It’s perfectly safe to eat crystallized raw honey. Some companies are jumping on the trend wave and selling “white honey” which is a type of honey light in color and crystallized in a controlled environment.
In fact, some recipes taste better with crystallized raw honey instead of raw honey in mint condition.
Crystallized honey is easier to spread than raw honey. So spread your honey on toast, then add some fruits and enjoy! Or you can have some goat cheese and tomatoes on toast with a drizzle of crystallized honey for a sweet and salty snack.
You can also substitute sugar in baking with crystallized honey. Beware that it is sweeter than sugar, so start with ¾ of a cup and adjust to taste.
You can use crystallized honey in hot tea. The crystals will dissolve just like sugar in the water.
Don’t hesitate to use it like you always do just because it has crystals. It still has the same flavor and the same health benefits as before.
How can I de-crystallize my honey?
We personally do not condone the de-crystallization process. We encourage you to use it like you would any other honey as mentioned above. To avoid crystallization, we would advise you to purchase flower-based raw honey in summer and tree-based raw honey in winter.
However, if you insist on de-crystallizing, let us share with you our secrets to get your honey back without any damage to quality or flavor.
Firstly, make sure your honey is kept in a glass jar like the ones of L’Atelier du Miel. The next steps will not work well with a plastic jar. We advise you to move them from the plastic container to a glass one.
Secondly, place the jar in a bowl and heat some water to a warm but not boiling temperature. Boiling water will damage the honey and we do not want that! Now, after your water is warm, pour it into the bowl until it reaches a little higher than the level of the honey in the jar. Make sure the water does not reach the lid to prevent any leaks.
Finally, keep the jar in the water and stir the honey occasionally until the crystals are gone. The amount of time will change according to the amount of crystallization.
Another method would be to put your honey jar in the microwave for 30 secs on medium power. Make sure to remove the lid before you stick the jar in the microwave. Also, every 30 secs, take the jar out, stir the honey and put it back in for 30 secs until you’re satisfied with the results. Keep an eye out as not to overheat or boil the honey.

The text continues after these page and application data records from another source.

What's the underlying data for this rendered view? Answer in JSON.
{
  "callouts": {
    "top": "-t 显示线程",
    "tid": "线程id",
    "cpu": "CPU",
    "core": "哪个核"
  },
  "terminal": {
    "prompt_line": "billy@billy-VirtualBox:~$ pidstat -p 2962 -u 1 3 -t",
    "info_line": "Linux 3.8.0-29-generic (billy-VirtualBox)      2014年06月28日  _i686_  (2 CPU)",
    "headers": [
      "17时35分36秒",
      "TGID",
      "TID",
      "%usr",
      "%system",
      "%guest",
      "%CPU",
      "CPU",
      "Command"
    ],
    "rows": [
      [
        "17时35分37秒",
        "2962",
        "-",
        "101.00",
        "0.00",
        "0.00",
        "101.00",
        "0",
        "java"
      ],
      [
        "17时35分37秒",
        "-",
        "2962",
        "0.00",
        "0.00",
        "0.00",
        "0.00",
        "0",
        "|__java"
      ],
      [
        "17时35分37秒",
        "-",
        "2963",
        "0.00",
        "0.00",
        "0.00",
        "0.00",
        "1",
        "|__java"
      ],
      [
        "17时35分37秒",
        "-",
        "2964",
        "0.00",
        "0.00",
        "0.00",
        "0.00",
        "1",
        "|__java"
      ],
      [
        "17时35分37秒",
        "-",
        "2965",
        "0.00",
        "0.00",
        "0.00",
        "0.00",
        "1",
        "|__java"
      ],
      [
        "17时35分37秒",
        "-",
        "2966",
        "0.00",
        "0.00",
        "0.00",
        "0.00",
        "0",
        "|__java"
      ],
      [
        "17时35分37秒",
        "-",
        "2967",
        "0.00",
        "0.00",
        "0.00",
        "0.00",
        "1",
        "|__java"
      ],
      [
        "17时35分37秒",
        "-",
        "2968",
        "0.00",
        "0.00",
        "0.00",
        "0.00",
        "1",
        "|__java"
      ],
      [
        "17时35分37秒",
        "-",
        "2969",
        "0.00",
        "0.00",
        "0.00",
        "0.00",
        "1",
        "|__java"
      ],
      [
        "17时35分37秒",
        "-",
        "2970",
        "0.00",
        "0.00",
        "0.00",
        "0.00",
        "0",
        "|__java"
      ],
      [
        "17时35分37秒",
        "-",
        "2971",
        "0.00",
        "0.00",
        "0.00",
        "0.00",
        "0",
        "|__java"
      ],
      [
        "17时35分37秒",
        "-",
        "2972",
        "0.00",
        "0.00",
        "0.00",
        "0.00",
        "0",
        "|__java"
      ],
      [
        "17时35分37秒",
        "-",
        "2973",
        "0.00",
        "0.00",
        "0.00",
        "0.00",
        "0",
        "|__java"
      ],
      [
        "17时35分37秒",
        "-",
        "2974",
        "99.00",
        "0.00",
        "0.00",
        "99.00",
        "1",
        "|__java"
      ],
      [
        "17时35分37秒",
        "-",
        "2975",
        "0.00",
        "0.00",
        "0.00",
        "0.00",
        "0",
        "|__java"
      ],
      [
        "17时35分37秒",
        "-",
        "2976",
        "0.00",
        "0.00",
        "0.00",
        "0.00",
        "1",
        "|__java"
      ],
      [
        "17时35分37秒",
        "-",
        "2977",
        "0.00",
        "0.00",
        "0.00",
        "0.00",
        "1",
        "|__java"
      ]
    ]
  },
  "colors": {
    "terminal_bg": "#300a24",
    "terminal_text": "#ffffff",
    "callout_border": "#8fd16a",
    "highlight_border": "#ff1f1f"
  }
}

Beware of plastic containers because they will wrap and shrink inside the microwave.
For all of you food lovers out there, share with us your crystallized honey recipes for a special recipe feature on Instagram! We’d love to see your creations.